The valveless revolving hog oiler was invented and patented in 1913 by E. J. Smith, father of Charles Ellsworth “Elly” Smith. The oilers were built in Red Oak, Iowa
at the Kernhardt Foundry, and shipped to Hastings, Iowa by the C. B. & O. Railroad. They were delivered to Smith’s shop on the west side of Main Street by drayman,
Mr. Jim Clark. E. J. would next assemble, tag, and set in front of his shop. The drayman would then pick up the oilers and transport them to the depot for shipment
to customers. The longest shipment was forty oilers to Italy.
Smith did not have any foreign patents. A man from Italy was in this country and upon seeing these oilers ordered forty machines to be shipped to him. After he showed
them in Europe and found they were a saleable item, he took out patents in that area.
At first, Smith was the only salesman. He would load the machines and cans of crude oil in a wagon and would stop at the farmers’ homes and ask if they would allow
him to put the oiler filled with oil in their hog lot. He would leave the oiler and return in two weeks to pick up the machine or if they decided to keep the machine,

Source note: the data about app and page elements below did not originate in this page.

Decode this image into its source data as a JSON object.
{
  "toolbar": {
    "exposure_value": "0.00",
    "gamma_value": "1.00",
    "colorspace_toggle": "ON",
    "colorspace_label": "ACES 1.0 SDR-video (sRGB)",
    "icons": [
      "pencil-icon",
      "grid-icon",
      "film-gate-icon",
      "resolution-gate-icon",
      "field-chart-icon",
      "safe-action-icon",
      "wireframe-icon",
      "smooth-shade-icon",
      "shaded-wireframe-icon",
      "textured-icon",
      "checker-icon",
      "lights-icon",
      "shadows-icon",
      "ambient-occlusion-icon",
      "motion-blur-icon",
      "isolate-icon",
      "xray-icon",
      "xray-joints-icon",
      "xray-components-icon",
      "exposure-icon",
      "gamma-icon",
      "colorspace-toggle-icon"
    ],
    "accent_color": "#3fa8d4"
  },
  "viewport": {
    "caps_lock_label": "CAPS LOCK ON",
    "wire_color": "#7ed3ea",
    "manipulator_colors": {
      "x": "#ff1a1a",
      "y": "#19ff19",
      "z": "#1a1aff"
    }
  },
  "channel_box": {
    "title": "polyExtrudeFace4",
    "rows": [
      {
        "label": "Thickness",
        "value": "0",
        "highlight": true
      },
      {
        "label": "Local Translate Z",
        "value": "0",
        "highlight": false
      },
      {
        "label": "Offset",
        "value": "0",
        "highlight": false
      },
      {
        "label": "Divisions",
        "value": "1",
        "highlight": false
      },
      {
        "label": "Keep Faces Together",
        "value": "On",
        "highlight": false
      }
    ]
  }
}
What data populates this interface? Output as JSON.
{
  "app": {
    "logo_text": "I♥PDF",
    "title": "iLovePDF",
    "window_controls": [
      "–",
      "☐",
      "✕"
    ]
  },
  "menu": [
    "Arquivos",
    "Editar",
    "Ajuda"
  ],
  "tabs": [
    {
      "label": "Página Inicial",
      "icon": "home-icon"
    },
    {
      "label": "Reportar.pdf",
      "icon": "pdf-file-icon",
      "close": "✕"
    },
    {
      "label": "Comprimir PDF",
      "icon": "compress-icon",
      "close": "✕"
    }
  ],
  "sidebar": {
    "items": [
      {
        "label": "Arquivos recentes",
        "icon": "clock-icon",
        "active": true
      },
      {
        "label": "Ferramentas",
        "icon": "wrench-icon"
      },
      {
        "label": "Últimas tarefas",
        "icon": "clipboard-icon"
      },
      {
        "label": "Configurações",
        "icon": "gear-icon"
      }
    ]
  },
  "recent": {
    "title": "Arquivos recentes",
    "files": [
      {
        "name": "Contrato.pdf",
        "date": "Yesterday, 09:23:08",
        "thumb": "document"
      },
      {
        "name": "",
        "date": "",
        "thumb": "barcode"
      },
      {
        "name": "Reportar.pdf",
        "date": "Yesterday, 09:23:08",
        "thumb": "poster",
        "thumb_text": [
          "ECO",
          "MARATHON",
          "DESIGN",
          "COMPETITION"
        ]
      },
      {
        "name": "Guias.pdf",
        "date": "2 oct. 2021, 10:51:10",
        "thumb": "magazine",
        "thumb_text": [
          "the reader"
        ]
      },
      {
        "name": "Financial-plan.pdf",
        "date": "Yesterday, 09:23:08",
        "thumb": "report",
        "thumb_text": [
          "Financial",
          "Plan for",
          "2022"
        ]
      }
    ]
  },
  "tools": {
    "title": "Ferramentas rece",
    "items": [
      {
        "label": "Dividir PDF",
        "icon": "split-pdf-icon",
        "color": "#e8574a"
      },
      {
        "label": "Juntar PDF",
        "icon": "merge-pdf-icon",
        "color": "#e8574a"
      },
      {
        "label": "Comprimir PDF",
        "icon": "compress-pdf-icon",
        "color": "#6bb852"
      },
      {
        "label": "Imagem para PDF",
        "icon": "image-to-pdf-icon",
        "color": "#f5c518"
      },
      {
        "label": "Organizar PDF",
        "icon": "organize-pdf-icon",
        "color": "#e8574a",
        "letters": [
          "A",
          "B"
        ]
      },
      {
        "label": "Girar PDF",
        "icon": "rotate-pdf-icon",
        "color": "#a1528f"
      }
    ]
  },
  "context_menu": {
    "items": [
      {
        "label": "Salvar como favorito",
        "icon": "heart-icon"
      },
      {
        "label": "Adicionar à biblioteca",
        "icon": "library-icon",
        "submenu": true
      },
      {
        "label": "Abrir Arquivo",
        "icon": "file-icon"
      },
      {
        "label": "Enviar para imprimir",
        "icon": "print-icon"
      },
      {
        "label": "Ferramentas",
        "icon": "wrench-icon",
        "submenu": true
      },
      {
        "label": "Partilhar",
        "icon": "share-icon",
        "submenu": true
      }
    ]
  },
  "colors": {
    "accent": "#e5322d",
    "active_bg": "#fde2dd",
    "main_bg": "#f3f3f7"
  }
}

In short time, the wagon and team were replaced by a Model T Touring car and then later by a Carter car, which made it possible to expand his sales area.
One incident he would tell happened in the Stanton, Iowa area. He sold a few oilers one fall but did not cover the entire territory. The next spring he returned to
finish his sales calls in that neighborhood, but could not leave or sell a single machine. This was very odd as they were ready to buy six months before. He finally
found a Swede who would take an oiler and he also was very talkative. After visiting with him, he learned that an old Swede carpenter in Stanton was making them out of
wood and selling the oilers for half the price. The wooden oilers would last only two years before breaking. E. J. went into the man’s shop, visited and explained
he could be fined if it was reported to the patent office in Washington, D. C. That was the end of the wooden hog oilers and two years later, E. J. was invited back
to Stanton, Iowa to sell his oilers.
In later years, salesmen were all over the Midwest, with each having his own area to work. One of the top salesmen sold forty to fifty oilers a week. One week he had
an order of four machines and the next week an order for only three machines. The following week none and the next week only one. When E. J. investigated the drastic drip,
he learned that the salesman and a friend had started a small foundry in Kansas City. The patent office closed them down, fined them and shipped the molds to E. J.
For years these oilers were also sold by Sears & Roebuck.
E. J., for many years, bred Chester White hogs and would ship these hogs and his oilers to the Iowa State Fair and Nebraska State Fair. He had a large tent to show his
hogs and to demonstrate his hog oilers at the same time. Before going to the fair he would find a farm that had hogs infected with lice. He would then collect these “little
critters” in a bottle and take the lice to the fair. When a crowd gathered at the tent, his helper would shake some lice on one or two hogs and let them out into the pen at
the front of the tent where his patented oiler was setting. The lice infected hogs soon were using the machines and the farmers were ordering hog oilers for their farms.
After the patent expired, anyone could make the oilers. Katleman Foundry of Council Bluffs, Iowa was making the oilers in this area.
E. J. Smith of Hastings, Iowa is credited for inventing the first widely used valveless revolving hog oiler.